RECOMMENDATIONS: Please see the Safety Communication for detailed recommendations for surgeons before the surgery and during patient follow-up, for imaging the implant, monitoring and assessing metal ion levels and considerations for device revision. Recommendations are also provided for patients considering hip implants and those with metal-on-metal hip implants.
Prompt reporting of adverse events can help the FDA identify and better understand the risks associated with medical devices. Health care personnel employed by facilities that are subject to the FDA's user facility reporting requirements should follow the reporting procedures established by their facilities. Reports about adverse events related to metal-on-metal hip systems include, but are not limited to: pain, malposition, adverse local tissue reaction, metallosis, hypersensitivity (allergy), loosening, and dislocation. To help FDA learn as much as possible about the adverse events associated with metal-on-metal hip implants, please include the following information in your reports, if available:

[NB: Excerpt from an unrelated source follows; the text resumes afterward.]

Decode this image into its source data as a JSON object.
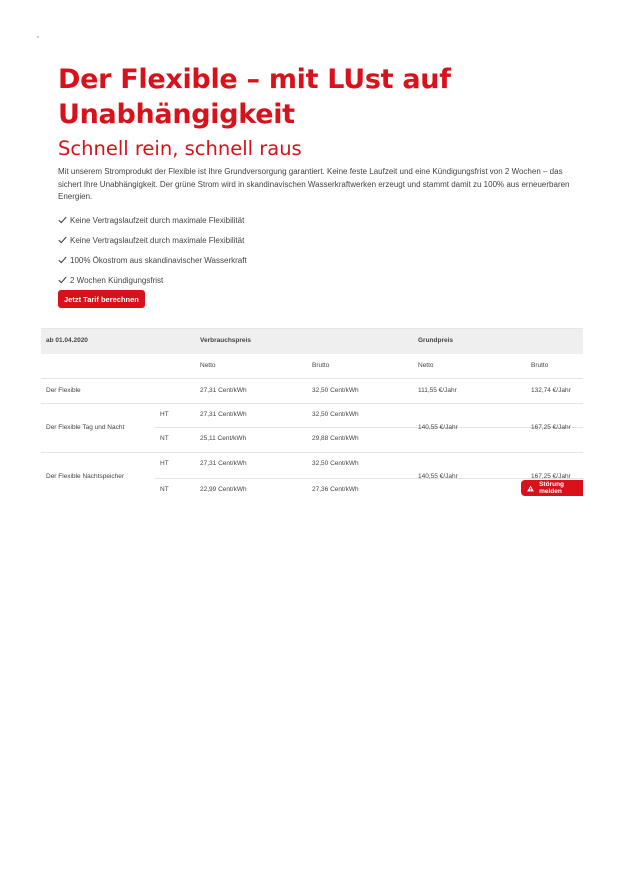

Healthcare professionals and patients are encouraged to report adverse events or side effects related to the use of these products to the FDA's MedWatch Safety Information and Adverse Event Reporting Program:
[01/17/2013 - Safety Communication - FDA]
[01/17/2013 - Metal-on-Metal Hip Implants - CDRH]